Directions – Scan the lines below for the string "more" and copy every one that has it.
--
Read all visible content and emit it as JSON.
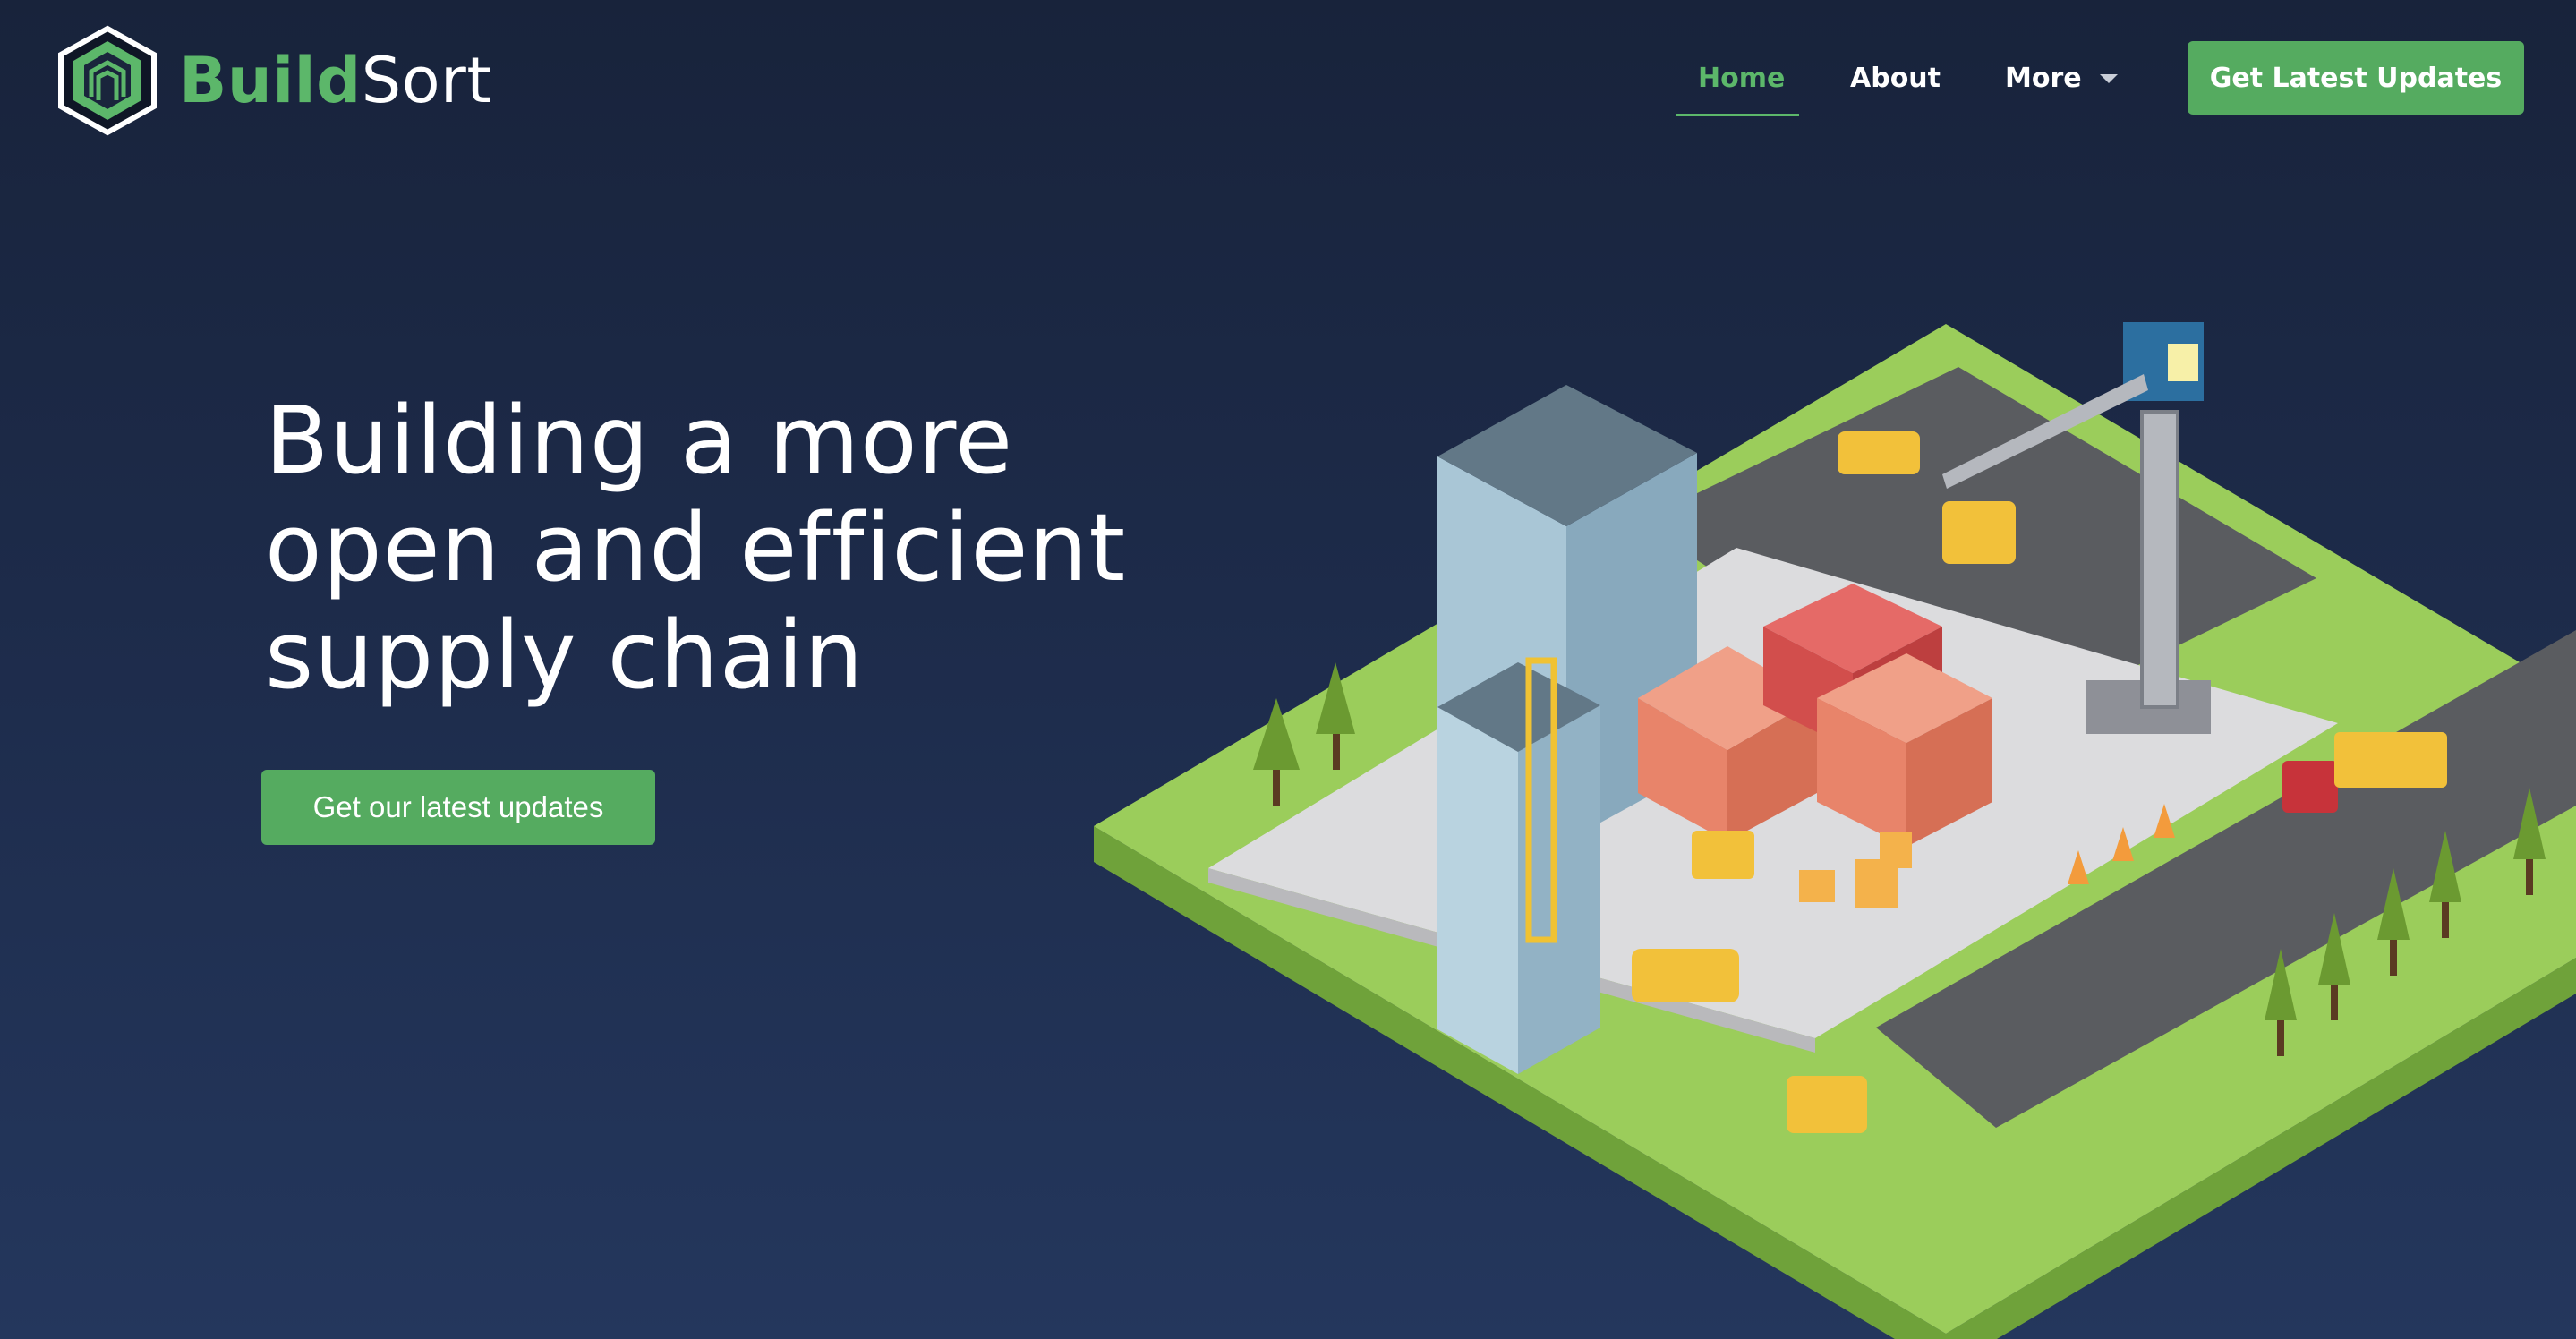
{
  "brand": {
    "name_bold": "Build",
    "name_light": "Sort",
    "logo_icon": "hexagon-building-logo"
  },
  "nav": {
    "home": "Home",
    "about": "About",
    "more": "More",
    "cta": "Get Latest Updates"
  },
  "hero": {
    "title_line1": "Building a more",
    "title_line2": "open and efficient",
    "title_line3": "supply chain",
    "button": "Get our latest updates"
  },
  "colors": {
    "accent_green": "#55ab60",
    "background_top": "#18233b",
    "background_bottom": "#24375d"
  },
  "illustration": "isometric-construction-site"
}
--
Finished exercise –
    "more": "More",
    "title_line1": "Building a more",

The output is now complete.